The New Year is a good opportunity to analyse your credit management performance to highlight your strengths and weaknesses.  Look back on last year and see if you can identify areas that should be adapted to improve your performance in the year ahead.  We think there are certain credit control practices that all businesses would be better off leaving in 2017. What do you think?

Relying on manual processes

The biggest causes of late payment in 2017 might not be what you think. Many assume that late payment is a result of companies holding on to funds to manage their own cash flow.

However, whilst sometimes this is true, according to research conducted by Tungsten Network and the Institute of Finance and Management the two biggest culprits are actually slow paper-based systems and a lack of automation at the businesses who are struggling to be paid on time. This suggests that by ditching your slow and manual credit control processes you could improve payment times.

So, 2018 could be the time to look at automated systems such as e-invoicing to improve your in-house processes and hopefully your credit control performance.

Supplying late payers

According to Bacs Payment Schemes, UK SMEs are owed £14.2 billion in overdue payments. This number could be significantly reduced if businesses stopped supplying repeat offenders.

Yet, many businesses continue to work with those who pay late with few repercussions for their poor behaviour.

Particularly when trading with larger businesses, the prospect of putting them ‘on stop’, whereby you warn your worst offenders that they will not be supplied with any further goods or services until all outstanding invoices have been settled, can be daunting.

You may worry about losing their contract. But, when those customers are putting pressure on your cash flow by consistently paying late and their custom isn’t critical, you could argue that they are no longer worth the money they spend with you.

In reality, of course and depending on the balance of power, if you need them more than they need you, putting them on a stop list is a difficult step to take.

Ultimately, however, persistently late payers are never going to pay on time if you keep letting them get away with it.

Being bullied by other businesses

Supply chain bullying has long been a cause of cash flow concern for smaller businesses. In fact, according to results from the Zurich SME Risk Index, larger businesses are responsible for the majority of late payments made to SMEs.

Despite various attempts by the government to curb these poor payment practices, including introducing new payment reporting regulations and appointing a Small Business Commissioner, the problem persists.

Therefore, the onus is on businesses to take the steps to protect themselves from this behaviour.

There are various credit management tactics that businesses can utilise in order to show that you do not tolerate poor payment practices.

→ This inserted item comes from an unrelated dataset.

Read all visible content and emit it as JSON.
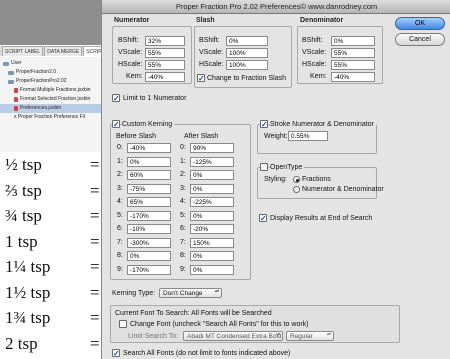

For example, charging late payment interest and putting repeat offenders on a stop list.

Understandably, many small businesses feel as though they cannot respond in this way to large businesses due to the value of the contract, and the prestige of being associated with such a big brand.

But, if you’re being forced to accept credit terms of 90 or 120 days – plus late payment delays – your cash flow could struggle as a result.

So, it’s time to put your business first. And, if they value your product or services they will respect your payment terms.

Continuing to chase old debts

We are not suggesting that you should stop chasing bad debts completely, just that you should be more wary of how you spend your credit control time.

Chasing old debts can consume a large amount of your time and resources, and the older they get the harder they become to collect. 

This often means that newer invoices which have higher chances of collection are pushed to the bottom of the pile.

But, this is potentially damaging, as neglecting the remainder of the sales ledger in this way can lead to more severe problems further down the line.

So, if you don’t have the necessary resources in-house to commit to chasing these old debts alongside the newer additions you might benefit from outsourcing these overdue invoices to a specialist debt collection agency.

This will remove the burden from your business and bring their expertise to the process, often improving results.

You can outsource one-off debts as and when you need assistance. Or, it could be beneficial to opt for ongoing support with all invoices which reach a certain age so that you can concentrate on other invoices knowing that your aged debts are in safe hands.

This allows the debt collection agency to become an extension of your credit control team, working with you to get the best results for your business.

Alex Hilton-Baird, Managing Director, Hilton-Baird Collection Services